_WHAT YOU NEED TO DO_
Give every entry again, exactly as it stands.

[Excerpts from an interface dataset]
=====

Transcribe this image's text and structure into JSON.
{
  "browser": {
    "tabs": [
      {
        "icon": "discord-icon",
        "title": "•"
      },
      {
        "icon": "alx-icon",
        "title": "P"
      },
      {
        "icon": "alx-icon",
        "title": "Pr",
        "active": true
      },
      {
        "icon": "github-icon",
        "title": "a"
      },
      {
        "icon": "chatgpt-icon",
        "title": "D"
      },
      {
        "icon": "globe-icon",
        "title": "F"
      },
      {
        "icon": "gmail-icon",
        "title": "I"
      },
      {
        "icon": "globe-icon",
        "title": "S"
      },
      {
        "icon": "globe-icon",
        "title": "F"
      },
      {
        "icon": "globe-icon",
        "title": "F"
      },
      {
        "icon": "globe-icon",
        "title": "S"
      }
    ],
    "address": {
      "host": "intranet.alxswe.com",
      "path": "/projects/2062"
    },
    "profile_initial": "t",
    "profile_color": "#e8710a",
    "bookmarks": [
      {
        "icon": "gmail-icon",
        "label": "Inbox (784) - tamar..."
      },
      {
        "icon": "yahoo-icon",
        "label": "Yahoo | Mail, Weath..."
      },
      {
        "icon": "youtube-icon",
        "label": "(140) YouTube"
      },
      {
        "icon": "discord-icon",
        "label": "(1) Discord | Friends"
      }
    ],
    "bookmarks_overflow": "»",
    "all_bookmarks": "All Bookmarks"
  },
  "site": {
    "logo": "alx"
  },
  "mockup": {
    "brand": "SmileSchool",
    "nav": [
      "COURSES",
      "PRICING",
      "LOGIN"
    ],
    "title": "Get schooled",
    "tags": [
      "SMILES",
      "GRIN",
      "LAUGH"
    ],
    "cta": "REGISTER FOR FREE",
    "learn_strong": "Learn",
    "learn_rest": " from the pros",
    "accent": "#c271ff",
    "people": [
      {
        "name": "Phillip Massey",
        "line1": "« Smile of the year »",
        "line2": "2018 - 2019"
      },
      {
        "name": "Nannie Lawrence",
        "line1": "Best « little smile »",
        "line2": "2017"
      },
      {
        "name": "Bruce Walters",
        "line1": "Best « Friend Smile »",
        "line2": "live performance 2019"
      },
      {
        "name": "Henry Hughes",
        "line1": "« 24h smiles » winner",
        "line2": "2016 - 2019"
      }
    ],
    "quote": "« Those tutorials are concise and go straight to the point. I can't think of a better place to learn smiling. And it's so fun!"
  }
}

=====

_TASK SOLUTION_
Transcribe this image's text and structure into JSON.
{
  "browser": {
    "tabs": [
      {
        "icon": "discord-icon",
        "title": "•"
      },
      {
        "icon": "alx-icon",
        "title": "P"
      },
      {
        "icon": "alx-icon",
        "title": "Pr",
        "active": true
      },
      {
        "icon": "github-icon",
        "title": "a"
      },
      {
        "icon": "chatgpt-icon",
        "title": "D"
      },
      {
        "icon": "globe-icon",
        "title": "F"
      },
      {
        "icon": "gmail-icon",
        "title": "I"
      },
      {
        "icon": "globe-icon",
        "title": "S"
      },
      {
        "icon": "globe-icon",
        "title": "F"
      },
      {
        "icon": "globe-icon",
        "title": "F"
      },
      {
        "icon": "globe-icon",
        "title": "S"
      }
    ],
    "address": {
      "host": "intranet.alxswe.com",
      "path": "/projects/2062"
    },
    "profile_initial": "t",
    "profile_color": "#e8710a",
    "bookmarks": [
      {
        "icon": "gmail-icon",
        "label": "Inbox (784) - tamar..."
      },
      {
        "icon": "yahoo-icon",
        "label": "Yahoo | Mail, Weath..."
      },
      {
        "icon": "youtube-icon",
        "label": "(140) YouTube"
      },
      {
        "icon": "discord-icon",
        "label": "(1) Discord | Friends"
      }
    ],
    "bookmarks_overflow": "»",
    "all_bookmarks": "All Bookmarks"
  },
  "site": {
    "logo": "alx"
  },
  "mockup": {
    "brand": "SmileSchool",
    "nav": [
      "COURSES",
      "PRICING",
      "LOGIN"
    ],
    "title": "Get schooled",
    "tags": [
      "SMILES",
      "GRIN",
      "LAUGH"
    ],
    "cta": "REGISTER FOR FREE",
    "learn_strong": "Learn",
    "learn_rest": " from the pros",
    "accent": "#c271ff",
    "people": [
      {
        "name": "Phillip Massey",
        "line1": "« Smile of the year »",
        "line2": "2018 - 2019"
      },
      {
        "name": "Nannie Lawrence",
        "line1": "Best « little smile »",
        "line2": "2017"
      },
      {
        "name": "Bruce Walters",
        "line1": "Best « Friend Smile »",
        "line2": "live performance 2019"
      },
      {
        "name": "Henry Hughes",
        "line1": "« 24h smiles » winner",
        "line2": "2016 - 2019"
      }
    ],
    "quote": "« Those tutorials are concise and go straight to the point. I can't think of a better place to learn smiling. And it's so fun!"
  }
}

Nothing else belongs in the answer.